::: RECORDED INFORMATION :::
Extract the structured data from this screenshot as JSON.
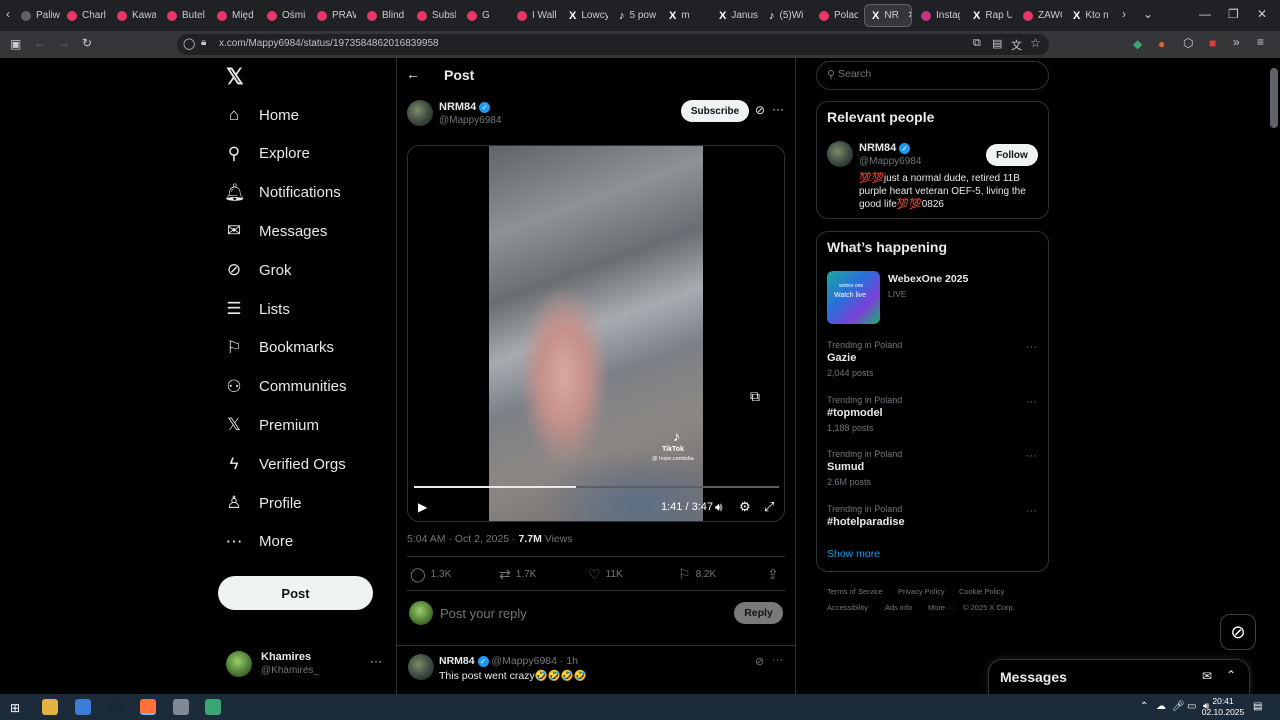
{
  "browser": {
    "tabs": [
      {
        "label": "Paliw",
        "fav": "#5f6368"
      },
      {
        "label": "Charl",
        "fav": "#e8366b"
      },
      {
        "label": "Kawal",
        "fav": "#e8366b"
      },
      {
        "label": "Butel",
        "fav": "#e8366b"
      },
      {
        "label": "Międ",
        "fav": "#e8366b"
      },
      {
        "label": "Ośmi",
        "fav": "#e8366b"
      },
      {
        "label": "PRAW",
        "fav": "#e8366b"
      },
      {
        "label": "Blind",
        "fav": "#e8366b"
      },
      {
        "label": "Subsk",
        "fav": "#e8366b"
      },
      {
        "label": "G",
        "fav": "#e8366b"
      },
      {
        "label": "I Walk",
        "fav": "#e8366b"
      },
      {
        "label": "Lowcy",
        "fav": "x"
      },
      {
        "label": "5 pow",
        "fav": "tiktok"
      },
      {
        "label": "m",
        "fav": "x"
      },
      {
        "label": "Janus",
        "fav": "x"
      },
      {
        "label": "(5)Wi",
        "fav": "tiktok"
      },
      {
        "label": "Polacy",
        "fav": "#e8366b"
      },
      {
        "label": "NR",
        "fav": "x"
      },
      {
        "label": "Instag",
        "fav": "#c13584"
      },
      {
        "label": "Rap U",
        "fav": "x"
      },
      {
        "label": "ZAWC",
        "fav": "#e8366b"
      },
      {
        "label": "Kto n",
        "fav": "x"
      }
    ],
    "url": "x.com/Mappy6984/status/1973584862016839958"
  },
  "nav": {
    "items": [
      {
        "label": "Home",
        "icon": "home-icon",
        "glyph": "⌂"
      },
      {
        "label": "Explore",
        "icon": "search-icon",
        "glyph": "⚲"
      },
      {
        "label": "Notifications",
        "icon": "bell-icon",
        "glyph": "🔔︎"
      },
      {
        "label": "Messages",
        "icon": "envelope-icon",
        "glyph": "✉"
      },
      {
        "label": "Grok",
        "icon": "grok-icon",
        "glyph": "⊘"
      },
      {
        "label": "Lists",
        "icon": "list-icon",
        "glyph": "☰"
      },
      {
        "label": "Bookmarks",
        "icon": "bookmark-icon",
        "glyph": "⚐"
      },
      {
        "label": "Communities",
        "icon": "communities-icon",
        "glyph": "⚇"
      },
      {
        "label": "Premium",
        "icon": "x-logo-icon",
        "glyph": "𝕏"
      },
      {
        "label": "Verified Orgs",
        "icon": "lightning-icon",
        "glyph": "ϟ"
      },
      {
        "label": "Profile",
        "icon": "user-icon",
        "glyph": "♙"
      },
      {
        "label": "More",
        "icon": "more-circle-icon",
        "glyph": "⋯"
      }
    ],
    "post_label": "Post",
    "account": {
      "name": "Khamires",
      "handle": "@Khamires_"
    }
  },
  "header": {
    "title": "Post"
  },
  "tweet": {
    "author": "NRM84",
    "handle": "@Mappy6984",
    "subscribe_label": "Subscribe",
    "video": {
      "elapsed": "1:41",
      "separator": "/",
      "duration": "3:47",
      "progress": 0.445,
      "watermark_brand": "TikTok",
      "watermark_handle": "@ hope.cambdia"
    },
    "timestamp": "5:04 AM · Oct 2, 2025 ·",
    "views_count": "7.7M",
    "views_label": "Views",
    "stats": {
      "replies": "1.3K",
      "reposts": "1.7K",
      "likes": "11K",
      "bookmarks": "8.2K"
    }
  },
  "reply": {
    "placeholder": "Post your reply",
    "button": "Reply"
  },
  "next_tweet": {
    "author": "NRM84",
    "handle": "@Mappy6984",
    "time": "· 1h",
    "text": "This post went crazy🤣🤣🤣🤣"
  },
  "sidebar": {
    "search_placeholder": "Search",
    "relevant": {
      "title": "Relevant people",
      "name": "NRM84",
      "handle": "@Mappy6984",
      "follow_label": "Follow",
      "bio": "💯💯just a normal dude, retired 11B purple heart veteran OEF-5, living the good life💯💯0826"
    },
    "happening": {
      "title": "What’s happening",
      "event": {
        "name": "WebexOne 2025",
        "status": "LIVE",
        "thumb_brand": "webex one",
        "thumb_cta": "Watch live"
      },
      "trends": [
        {
          "meta": "Trending in Poland",
          "title": "Gazie",
          "count": "2,044 posts"
        },
        {
          "meta": "Trending in Poland",
          "title": "#topmodel",
          "count": "1,188 posts"
        },
        {
          "meta": "Trending in Poland",
          "title": "Sumud",
          "count": "2.6M posts"
        },
        {
          "meta": "Trending in Poland",
          "title": "#hotelparadise",
          "count": ""
        }
      ],
      "show_more": "Show more"
    },
    "footer": [
      "Terms of Service",
      "Privacy Policy",
      "Cookie Policy",
      "Accessibility",
      "Ads info",
      "More ···",
      "© 2025 X Corp."
    ]
  },
  "messages_drawer": {
    "title": "Messages"
  },
  "taskbar": {
    "time": "20:41",
    "date": "02.10.2025"
  },
  "colors": {
    "accent": "#1d9bf0",
    "background": "#000000",
    "border": "#2f3336",
    "muted": "#71767b"
  }
}
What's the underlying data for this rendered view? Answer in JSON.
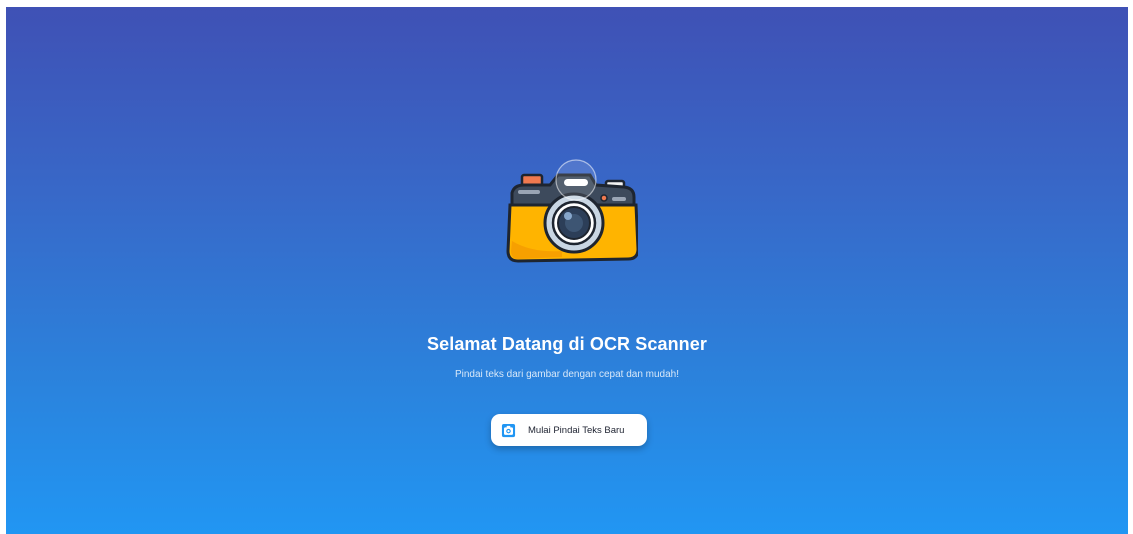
{
  "welcome": {
    "title": "Selamat Datang di OCR Scanner",
    "subtitle": "Pindai teks dari gambar dengan cepat dan mudah!"
  },
  "illustration": {
    "icon": "camera-illustration-icon"
  },
  "actions": {
    "start_scan_label": "Mulai Pindai Teks Baru",
    "start_scan_icon": "camera-icon"
  },
  "colors": {
    "gradient_top": "#3f51b5",
    "gradient_bottom": "#2196f3",
    "camera_body": "#ffb400",
    "camera_top": "#3d4a5c",
    "button_bg": "#ffffff",
    "button_icon": "#2196f3"
  }
}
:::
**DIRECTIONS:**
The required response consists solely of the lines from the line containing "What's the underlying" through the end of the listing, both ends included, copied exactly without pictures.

**ANSWER:**
What's the underlying data for this rendered view? Answer in JSON.
{
  "welcome": {
    "title": "Selamat Datang di OCR Scanner",
    "subtitle": "Pindai teks dari gambar dengan cepat dan mudah!"
  },
  "illustration": {
    "icon": "camera-illustration-icon"
  },
  "actions": {
    "start_scan_label": "Mulai Pindai Teks Baru",
    "start_scan_icon": "camera-icon"
  },
  "colors": {
    "gradient_top": "#3f51b5",
    "gradient_bottom": "#2196f3",
    "camera_body": "#ffb400",
    "camera_top": "#3d4a5c",
    "button_bg": "#ffffff",
    "button_icon": "#2196f3"
  }
}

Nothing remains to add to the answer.